Once again it’s time to nominate your most innovative environmental leader. As a founding board member of the Center for Environmental Policy (Center) at American University (http://www.american.edu/spa/cep/), I’ve been honored to serve on the nominations committee for the William K. Reilly Awards, recognizing individuals in environmental careers who demonstrate the qualities of leadership, innovation, engagement of diverse interests, effective problem solving and contributions to future generations of environmental leaders. The Center has launched its third annual William K. Reilly Awards for Environmental Leadership Nominations are due January 9, 2015 and awards will be granted at American University on March 26, 2015. Two awards will be given—one for an individual in government (local, state, tribal or federal) and the other for an individual in the non-profit or business sector. Details about the award and a link to the nomination form can be found here.
Also of note, The Centerjoined with corporate, philanthropic and nonprofit organizations to establish theWilliam K. Reilly Fund for Environmental Governance and Leadership. This initiative, in honor of one of the most respected environmental leaders in the nation, supports a student scholarship, an annual lecture series and core program development activities for the center.
At Vireo Advisors, we are pleased to be working on commercialization of a high performing version of the earth’s most abundant material, cellulose. The attached article identifies market applications from cellulose nanomaterials in the millions of tons, which could help us better manage forests, as well as product footprint. Nanocellulose is derived from trees, biomass, bacteria, tunicates, waste, and it can be reused, recycled or composted. Enabled by nanotechnology, renewable and sustainable materials can save energy and materials, overcoming inefficiencies in manufacturing.
Innovation toward more bio-based, environmentally friendly products is a growing trend, influencing business decisions and corporate investment globally. Not a fad; safer and more sustainable product development is a growing segment. As a renewable, low toxicity and biodegradable material that can displace petroleum-based packaging, metallic components, and other non-renewable materials, cellulose nanomaterials represent an important niche for more sustainable product design and development. The potential for structural color applications, as in the Blue Morpho butterfly wing, increases market opportunities.
Innovation drivers of sustainability: Consumers demand transparency in products, seeking to understand the types and sources of ingredients, and better packaging for them. Companies are increasingly required to report environmental performance to their customers and supply chain partners. Sustainability reporting drives companies toward better performance on energy, water and material consumption, natural resource depletion, and impacts on climate as progress toward targeted goals. The trend toward lightweighting, or reducing the weight of packaging, saves cost and fuel, a “triple bottom line” win that also decreases air pollution. Reducing energy, water and material consumption in product manufacturing, which lowers costs and increases profitability. Concerns about end-of-life product impacts also drive public and consumer interest in reusable, recoverable, compostable and recyclable packaging to lower overall life-cycle impacts.

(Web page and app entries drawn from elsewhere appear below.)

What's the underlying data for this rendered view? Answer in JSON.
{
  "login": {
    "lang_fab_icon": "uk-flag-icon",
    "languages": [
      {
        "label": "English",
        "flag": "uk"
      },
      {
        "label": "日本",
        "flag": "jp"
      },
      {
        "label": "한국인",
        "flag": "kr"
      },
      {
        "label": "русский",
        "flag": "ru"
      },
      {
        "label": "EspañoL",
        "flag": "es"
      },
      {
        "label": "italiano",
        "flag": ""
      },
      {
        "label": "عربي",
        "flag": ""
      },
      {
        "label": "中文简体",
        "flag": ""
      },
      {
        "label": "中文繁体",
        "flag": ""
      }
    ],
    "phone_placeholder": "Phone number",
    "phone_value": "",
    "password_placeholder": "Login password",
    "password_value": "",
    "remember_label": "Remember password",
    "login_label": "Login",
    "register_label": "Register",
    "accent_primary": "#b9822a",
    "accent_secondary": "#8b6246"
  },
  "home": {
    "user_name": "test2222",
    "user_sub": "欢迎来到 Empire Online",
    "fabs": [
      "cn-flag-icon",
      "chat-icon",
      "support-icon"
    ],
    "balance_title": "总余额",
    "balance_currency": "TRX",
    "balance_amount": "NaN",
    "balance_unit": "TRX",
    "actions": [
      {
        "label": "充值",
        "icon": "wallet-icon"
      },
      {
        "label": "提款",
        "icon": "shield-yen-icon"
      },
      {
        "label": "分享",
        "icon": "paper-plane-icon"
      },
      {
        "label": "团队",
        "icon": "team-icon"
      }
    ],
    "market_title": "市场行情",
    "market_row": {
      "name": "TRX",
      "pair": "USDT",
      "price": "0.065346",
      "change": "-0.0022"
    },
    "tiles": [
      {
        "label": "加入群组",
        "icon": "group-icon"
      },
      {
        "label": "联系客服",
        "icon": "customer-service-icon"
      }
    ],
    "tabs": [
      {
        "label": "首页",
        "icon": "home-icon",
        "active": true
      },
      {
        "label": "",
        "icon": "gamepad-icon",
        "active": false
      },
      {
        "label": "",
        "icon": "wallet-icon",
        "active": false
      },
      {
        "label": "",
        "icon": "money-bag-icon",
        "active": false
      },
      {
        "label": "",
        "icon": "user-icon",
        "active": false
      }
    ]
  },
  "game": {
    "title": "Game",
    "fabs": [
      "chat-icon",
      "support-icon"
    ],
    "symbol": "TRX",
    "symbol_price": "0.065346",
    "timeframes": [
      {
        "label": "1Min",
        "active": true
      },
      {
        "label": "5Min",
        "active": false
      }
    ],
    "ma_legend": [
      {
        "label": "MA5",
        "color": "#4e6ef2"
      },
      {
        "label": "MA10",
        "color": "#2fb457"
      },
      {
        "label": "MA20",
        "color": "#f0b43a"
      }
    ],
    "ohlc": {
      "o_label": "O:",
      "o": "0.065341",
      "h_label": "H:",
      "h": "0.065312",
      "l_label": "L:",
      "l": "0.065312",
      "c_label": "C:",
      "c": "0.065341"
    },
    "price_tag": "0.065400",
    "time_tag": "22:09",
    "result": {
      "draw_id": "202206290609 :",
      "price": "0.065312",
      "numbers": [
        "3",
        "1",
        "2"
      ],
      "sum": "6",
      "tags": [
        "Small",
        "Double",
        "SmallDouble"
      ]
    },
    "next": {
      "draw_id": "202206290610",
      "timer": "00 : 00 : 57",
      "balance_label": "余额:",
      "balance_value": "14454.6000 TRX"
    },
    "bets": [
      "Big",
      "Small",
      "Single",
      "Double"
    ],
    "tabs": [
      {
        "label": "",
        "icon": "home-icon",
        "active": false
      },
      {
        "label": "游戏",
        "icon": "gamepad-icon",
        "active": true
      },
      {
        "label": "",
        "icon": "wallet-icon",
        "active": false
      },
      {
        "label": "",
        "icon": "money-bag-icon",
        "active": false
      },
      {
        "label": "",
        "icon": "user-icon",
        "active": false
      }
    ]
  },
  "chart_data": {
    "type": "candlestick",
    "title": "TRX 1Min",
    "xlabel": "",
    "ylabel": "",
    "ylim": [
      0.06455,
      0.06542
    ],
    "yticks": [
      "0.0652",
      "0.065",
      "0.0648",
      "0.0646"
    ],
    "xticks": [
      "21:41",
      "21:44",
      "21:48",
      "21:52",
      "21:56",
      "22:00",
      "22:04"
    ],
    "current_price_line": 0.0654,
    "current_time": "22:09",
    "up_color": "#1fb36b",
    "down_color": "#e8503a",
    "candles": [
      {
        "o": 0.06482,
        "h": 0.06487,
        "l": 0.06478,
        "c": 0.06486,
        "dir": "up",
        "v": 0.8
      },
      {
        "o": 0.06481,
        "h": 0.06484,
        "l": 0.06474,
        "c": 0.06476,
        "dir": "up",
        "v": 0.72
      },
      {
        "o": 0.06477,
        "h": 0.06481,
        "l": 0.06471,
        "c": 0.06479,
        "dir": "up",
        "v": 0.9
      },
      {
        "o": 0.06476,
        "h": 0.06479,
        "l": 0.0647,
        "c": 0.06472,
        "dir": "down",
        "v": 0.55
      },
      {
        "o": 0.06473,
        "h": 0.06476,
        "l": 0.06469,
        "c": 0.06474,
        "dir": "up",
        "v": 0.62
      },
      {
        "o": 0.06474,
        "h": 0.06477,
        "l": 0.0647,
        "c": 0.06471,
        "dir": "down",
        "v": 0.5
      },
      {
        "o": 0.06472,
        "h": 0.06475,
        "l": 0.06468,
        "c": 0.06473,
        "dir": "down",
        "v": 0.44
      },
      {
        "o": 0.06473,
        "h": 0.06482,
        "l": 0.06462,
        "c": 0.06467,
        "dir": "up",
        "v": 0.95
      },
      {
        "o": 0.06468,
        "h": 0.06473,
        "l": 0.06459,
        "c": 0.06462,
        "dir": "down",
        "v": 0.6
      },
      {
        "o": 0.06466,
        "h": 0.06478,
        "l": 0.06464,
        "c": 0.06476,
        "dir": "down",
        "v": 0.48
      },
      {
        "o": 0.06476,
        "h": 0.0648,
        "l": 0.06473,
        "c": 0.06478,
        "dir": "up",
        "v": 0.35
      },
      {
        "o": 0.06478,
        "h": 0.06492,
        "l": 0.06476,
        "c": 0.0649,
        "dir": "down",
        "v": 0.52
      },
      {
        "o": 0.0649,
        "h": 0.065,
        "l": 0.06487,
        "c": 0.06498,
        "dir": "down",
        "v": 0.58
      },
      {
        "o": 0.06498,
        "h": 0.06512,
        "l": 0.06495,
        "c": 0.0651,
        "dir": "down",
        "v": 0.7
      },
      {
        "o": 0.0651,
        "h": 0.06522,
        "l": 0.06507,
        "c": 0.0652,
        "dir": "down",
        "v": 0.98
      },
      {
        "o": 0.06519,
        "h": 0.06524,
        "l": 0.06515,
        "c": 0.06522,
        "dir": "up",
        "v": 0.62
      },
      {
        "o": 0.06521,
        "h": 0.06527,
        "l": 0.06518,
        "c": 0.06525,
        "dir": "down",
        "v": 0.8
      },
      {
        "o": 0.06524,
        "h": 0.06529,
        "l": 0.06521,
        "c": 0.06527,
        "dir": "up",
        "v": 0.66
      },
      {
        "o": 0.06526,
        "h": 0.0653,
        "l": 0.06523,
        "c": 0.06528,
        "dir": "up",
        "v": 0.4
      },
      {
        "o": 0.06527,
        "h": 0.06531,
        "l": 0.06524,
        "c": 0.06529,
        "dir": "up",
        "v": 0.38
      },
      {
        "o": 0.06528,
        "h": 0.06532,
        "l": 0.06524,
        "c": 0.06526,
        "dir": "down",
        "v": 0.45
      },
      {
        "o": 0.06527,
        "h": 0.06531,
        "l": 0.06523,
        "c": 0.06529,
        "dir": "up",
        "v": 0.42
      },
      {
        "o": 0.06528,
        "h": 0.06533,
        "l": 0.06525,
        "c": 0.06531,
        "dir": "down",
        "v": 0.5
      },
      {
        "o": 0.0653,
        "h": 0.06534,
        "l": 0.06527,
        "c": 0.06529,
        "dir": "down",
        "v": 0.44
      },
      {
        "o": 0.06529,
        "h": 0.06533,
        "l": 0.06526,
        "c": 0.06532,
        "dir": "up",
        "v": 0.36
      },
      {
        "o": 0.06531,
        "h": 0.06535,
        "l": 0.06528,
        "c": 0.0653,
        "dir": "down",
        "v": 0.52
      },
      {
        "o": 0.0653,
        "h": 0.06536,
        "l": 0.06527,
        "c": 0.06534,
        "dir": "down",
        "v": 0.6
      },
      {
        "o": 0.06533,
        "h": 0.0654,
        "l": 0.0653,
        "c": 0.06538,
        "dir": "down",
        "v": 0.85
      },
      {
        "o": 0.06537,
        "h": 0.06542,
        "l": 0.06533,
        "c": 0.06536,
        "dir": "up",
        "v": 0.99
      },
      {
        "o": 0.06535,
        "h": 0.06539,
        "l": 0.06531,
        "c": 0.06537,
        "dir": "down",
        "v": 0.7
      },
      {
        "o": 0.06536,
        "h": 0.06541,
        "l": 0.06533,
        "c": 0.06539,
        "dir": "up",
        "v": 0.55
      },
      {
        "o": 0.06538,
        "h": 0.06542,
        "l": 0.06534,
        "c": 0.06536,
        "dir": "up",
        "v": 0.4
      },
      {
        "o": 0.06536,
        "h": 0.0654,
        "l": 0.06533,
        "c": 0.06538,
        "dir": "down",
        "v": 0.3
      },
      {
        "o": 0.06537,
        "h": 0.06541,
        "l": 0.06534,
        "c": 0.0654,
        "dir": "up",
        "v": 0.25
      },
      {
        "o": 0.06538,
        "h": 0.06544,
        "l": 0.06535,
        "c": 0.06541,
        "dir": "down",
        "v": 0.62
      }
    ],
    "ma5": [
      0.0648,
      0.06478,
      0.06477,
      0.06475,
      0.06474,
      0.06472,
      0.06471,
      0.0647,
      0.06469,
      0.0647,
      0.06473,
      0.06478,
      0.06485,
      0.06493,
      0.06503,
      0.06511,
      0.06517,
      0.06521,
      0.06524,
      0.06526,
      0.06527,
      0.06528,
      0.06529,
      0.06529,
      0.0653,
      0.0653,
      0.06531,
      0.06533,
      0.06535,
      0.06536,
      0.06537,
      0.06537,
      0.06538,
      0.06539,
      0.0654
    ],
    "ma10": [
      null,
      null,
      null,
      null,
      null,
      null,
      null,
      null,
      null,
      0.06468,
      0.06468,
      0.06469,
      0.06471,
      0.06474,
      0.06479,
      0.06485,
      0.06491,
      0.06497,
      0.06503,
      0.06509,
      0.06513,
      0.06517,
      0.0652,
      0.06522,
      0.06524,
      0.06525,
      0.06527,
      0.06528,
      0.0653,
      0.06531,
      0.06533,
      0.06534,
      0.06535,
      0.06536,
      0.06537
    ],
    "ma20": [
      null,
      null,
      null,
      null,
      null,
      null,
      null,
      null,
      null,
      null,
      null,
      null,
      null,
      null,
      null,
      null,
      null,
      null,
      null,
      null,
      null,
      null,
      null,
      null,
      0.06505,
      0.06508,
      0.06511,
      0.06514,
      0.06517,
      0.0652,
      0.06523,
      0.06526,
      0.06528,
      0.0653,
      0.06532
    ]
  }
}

Further, consumers also demand safety from products, and the trend of “red-listing” substances over concerns about adverse health impacts drives companies toward safer alternatives. Several plastic additives or precursors have been targeted over the years by governmental and non-governmental organizations over potential impacts. Regardless of whether third party claims made about toxicity are valid, the perception that they may be creates demand for ingredients with lower impacts.